100 days of US-China trade talks overshadowed by tensions over North Korea

100 days of US-China trade talks overshadowed by tensions over North Korea

Today marks the deadline for China to open up to global credit rating agencies and US beef imports. This follows 100 days

Photo: Reuters/Carlos Barria

Photo: Reuters/Carlos Barria

Today marks the deadline for China to open up to global credit rating agencies and US beef imports. This follows 100 days of trade talks, begun when Chinese President Xi Jinping met Donald Trump at Mar-a-Lago, the US president’s Florida resort.

Although candidate Trump attacked China for “ripping us left and right” in trade, the two presidents got along famously in Florida. Mr Trump has subsequently backpedaled on a campaign pledge to label China a currency manipulator.

For its part, Beijing has published rules allowing foreign credit agencies to register with the central bank—including US agencies suspicious of local ones. China is also importing its first American beef in 14 years to meet today’s deadline.

The good feelings are tapering off—after North Korea tested an ICBM, Trump tweeted “so much for China working with us”, citing increased Chinese-North Korean trade. The US also sanctioned a Chinese bank doing business with Pyongyang; further measures would risk sparking retaliatory action.
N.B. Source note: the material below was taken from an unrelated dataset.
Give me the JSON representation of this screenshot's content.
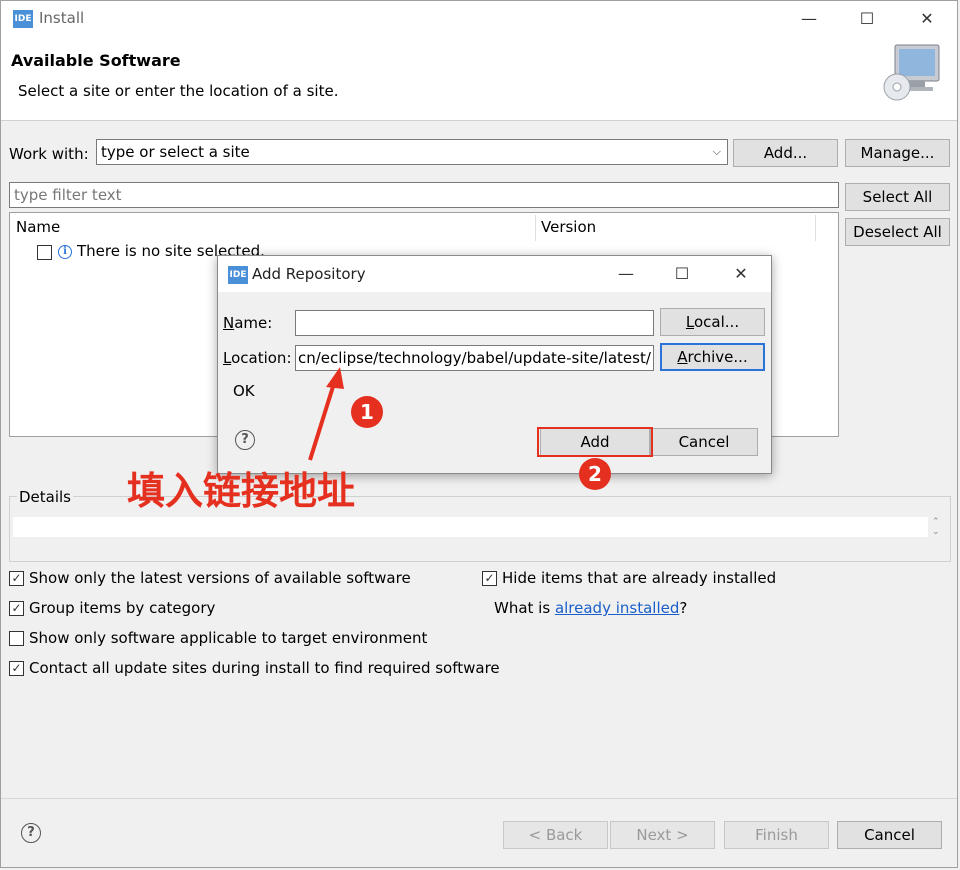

Yet, Trump’s vacillating positions mean alternating ups and downs may be more likely than a steady decline in US-China relations.